§ **Prompt**: If a line in the listing below contains "image", return that line.

§ **Source data**:

------------------------

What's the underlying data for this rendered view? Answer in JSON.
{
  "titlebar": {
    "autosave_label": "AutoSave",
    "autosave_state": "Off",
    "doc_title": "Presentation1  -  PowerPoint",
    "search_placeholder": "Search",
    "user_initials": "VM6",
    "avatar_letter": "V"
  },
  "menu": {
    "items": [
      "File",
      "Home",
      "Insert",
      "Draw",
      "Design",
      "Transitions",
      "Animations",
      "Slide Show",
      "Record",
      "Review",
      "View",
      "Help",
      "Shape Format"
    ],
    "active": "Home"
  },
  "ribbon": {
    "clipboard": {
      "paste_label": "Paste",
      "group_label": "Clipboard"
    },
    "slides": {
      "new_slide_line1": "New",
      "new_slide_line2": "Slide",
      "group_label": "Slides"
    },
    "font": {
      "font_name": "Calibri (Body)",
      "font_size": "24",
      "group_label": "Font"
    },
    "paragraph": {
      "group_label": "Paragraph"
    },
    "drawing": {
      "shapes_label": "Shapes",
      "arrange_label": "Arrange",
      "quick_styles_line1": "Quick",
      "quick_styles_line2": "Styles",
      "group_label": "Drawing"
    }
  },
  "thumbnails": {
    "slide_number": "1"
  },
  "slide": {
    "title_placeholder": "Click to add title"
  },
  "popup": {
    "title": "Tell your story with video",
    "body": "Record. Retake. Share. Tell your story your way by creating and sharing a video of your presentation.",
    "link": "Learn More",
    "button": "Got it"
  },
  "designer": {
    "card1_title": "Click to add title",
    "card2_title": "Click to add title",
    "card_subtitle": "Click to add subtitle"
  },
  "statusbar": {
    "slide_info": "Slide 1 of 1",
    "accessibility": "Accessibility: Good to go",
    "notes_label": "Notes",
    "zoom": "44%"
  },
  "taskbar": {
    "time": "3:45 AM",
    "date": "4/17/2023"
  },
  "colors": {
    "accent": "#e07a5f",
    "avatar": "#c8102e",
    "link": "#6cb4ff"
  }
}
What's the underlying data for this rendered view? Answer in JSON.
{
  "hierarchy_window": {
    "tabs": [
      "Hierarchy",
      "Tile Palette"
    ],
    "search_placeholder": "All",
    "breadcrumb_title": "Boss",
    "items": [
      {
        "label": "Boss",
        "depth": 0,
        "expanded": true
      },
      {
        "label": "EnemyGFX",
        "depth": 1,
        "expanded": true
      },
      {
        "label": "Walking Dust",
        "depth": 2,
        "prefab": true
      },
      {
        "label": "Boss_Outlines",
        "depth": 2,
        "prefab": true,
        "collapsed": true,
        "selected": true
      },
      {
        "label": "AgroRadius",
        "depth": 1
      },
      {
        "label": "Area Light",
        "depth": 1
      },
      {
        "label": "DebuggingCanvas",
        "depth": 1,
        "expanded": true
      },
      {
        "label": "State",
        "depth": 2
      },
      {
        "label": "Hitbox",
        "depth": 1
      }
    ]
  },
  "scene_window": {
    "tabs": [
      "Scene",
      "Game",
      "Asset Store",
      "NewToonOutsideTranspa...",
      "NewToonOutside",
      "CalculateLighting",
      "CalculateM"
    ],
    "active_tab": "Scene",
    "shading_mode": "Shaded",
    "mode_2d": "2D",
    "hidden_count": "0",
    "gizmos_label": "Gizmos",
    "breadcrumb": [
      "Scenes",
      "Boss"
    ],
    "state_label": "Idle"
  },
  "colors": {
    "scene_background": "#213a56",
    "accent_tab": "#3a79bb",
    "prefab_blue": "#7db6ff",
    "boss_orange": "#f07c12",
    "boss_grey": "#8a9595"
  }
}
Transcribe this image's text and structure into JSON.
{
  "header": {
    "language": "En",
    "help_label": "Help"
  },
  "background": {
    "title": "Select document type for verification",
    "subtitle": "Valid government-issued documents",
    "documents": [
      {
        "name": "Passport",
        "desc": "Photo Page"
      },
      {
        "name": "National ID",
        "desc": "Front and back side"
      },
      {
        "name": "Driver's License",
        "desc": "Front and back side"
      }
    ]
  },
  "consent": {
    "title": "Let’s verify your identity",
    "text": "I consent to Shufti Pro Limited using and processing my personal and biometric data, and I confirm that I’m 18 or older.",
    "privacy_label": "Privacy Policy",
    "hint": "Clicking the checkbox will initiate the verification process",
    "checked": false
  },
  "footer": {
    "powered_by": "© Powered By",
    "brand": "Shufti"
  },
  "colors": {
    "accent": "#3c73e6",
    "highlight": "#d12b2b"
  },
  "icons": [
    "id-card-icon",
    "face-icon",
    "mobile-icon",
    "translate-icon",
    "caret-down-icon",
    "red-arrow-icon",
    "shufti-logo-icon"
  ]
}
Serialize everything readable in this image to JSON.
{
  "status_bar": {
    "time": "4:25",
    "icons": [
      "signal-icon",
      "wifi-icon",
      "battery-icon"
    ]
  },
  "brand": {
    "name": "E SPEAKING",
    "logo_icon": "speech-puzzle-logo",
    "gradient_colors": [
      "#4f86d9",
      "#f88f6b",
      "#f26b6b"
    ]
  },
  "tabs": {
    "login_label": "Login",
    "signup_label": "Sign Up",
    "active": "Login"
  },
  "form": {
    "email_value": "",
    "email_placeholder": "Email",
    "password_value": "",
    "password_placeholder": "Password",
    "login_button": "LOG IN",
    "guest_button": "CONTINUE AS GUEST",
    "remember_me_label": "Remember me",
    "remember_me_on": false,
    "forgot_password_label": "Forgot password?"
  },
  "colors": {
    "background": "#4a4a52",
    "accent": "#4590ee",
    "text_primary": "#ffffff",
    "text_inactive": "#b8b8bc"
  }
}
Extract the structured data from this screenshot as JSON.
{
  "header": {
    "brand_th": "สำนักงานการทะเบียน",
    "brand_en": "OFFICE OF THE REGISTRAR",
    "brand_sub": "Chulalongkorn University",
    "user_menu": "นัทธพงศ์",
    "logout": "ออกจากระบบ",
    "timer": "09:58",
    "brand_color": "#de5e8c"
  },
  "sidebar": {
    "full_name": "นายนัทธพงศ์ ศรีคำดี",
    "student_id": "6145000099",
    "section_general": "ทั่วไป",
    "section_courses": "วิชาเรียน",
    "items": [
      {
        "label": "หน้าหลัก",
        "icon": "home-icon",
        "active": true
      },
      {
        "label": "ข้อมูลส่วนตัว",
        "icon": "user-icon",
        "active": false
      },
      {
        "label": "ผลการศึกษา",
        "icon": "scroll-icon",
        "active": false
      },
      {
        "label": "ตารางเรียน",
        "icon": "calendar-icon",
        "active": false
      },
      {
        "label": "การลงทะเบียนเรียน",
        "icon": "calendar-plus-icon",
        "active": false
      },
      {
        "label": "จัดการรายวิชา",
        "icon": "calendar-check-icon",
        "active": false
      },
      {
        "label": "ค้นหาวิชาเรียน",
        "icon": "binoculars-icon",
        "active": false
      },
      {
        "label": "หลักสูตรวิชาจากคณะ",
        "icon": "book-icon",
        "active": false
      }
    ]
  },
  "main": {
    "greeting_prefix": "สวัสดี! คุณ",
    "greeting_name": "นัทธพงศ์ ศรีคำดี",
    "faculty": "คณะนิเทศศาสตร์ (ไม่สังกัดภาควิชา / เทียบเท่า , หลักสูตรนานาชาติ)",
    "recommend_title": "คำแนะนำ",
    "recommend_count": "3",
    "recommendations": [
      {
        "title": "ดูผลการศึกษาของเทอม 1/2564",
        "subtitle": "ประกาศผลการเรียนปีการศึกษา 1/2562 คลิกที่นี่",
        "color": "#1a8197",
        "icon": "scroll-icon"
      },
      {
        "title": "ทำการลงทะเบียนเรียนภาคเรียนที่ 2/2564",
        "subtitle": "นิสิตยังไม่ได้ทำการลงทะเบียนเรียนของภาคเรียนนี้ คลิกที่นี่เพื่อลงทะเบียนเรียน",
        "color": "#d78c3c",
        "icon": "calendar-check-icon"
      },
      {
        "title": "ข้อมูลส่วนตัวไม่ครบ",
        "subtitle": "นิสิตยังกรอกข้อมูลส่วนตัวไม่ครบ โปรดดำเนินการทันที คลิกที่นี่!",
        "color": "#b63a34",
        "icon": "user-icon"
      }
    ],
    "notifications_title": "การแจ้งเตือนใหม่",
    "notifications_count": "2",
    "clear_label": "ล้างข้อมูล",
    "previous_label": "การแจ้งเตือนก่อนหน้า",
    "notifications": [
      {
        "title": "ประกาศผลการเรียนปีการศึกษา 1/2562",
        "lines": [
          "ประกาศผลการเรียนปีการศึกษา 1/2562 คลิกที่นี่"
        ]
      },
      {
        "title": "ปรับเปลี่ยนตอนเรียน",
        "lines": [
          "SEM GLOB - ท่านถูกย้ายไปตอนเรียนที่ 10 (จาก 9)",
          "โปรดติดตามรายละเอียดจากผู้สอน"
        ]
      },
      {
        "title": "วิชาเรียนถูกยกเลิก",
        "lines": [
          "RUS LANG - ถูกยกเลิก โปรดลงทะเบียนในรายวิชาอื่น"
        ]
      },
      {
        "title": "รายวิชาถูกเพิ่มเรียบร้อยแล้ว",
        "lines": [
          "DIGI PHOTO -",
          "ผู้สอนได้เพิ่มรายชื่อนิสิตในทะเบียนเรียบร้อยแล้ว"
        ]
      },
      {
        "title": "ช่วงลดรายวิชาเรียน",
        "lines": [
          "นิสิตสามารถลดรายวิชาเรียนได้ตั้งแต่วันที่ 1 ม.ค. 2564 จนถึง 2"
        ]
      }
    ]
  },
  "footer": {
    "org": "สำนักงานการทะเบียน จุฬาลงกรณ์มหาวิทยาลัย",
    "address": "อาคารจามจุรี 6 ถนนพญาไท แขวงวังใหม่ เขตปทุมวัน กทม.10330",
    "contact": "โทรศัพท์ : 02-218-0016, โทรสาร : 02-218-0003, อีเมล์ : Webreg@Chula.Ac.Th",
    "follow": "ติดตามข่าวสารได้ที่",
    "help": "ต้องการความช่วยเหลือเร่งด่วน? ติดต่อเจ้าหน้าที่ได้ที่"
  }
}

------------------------

§ **Answer for this exercise**:
Transcribe this image's text and structure into JSON.
Serialize everything readable in this image to JSON.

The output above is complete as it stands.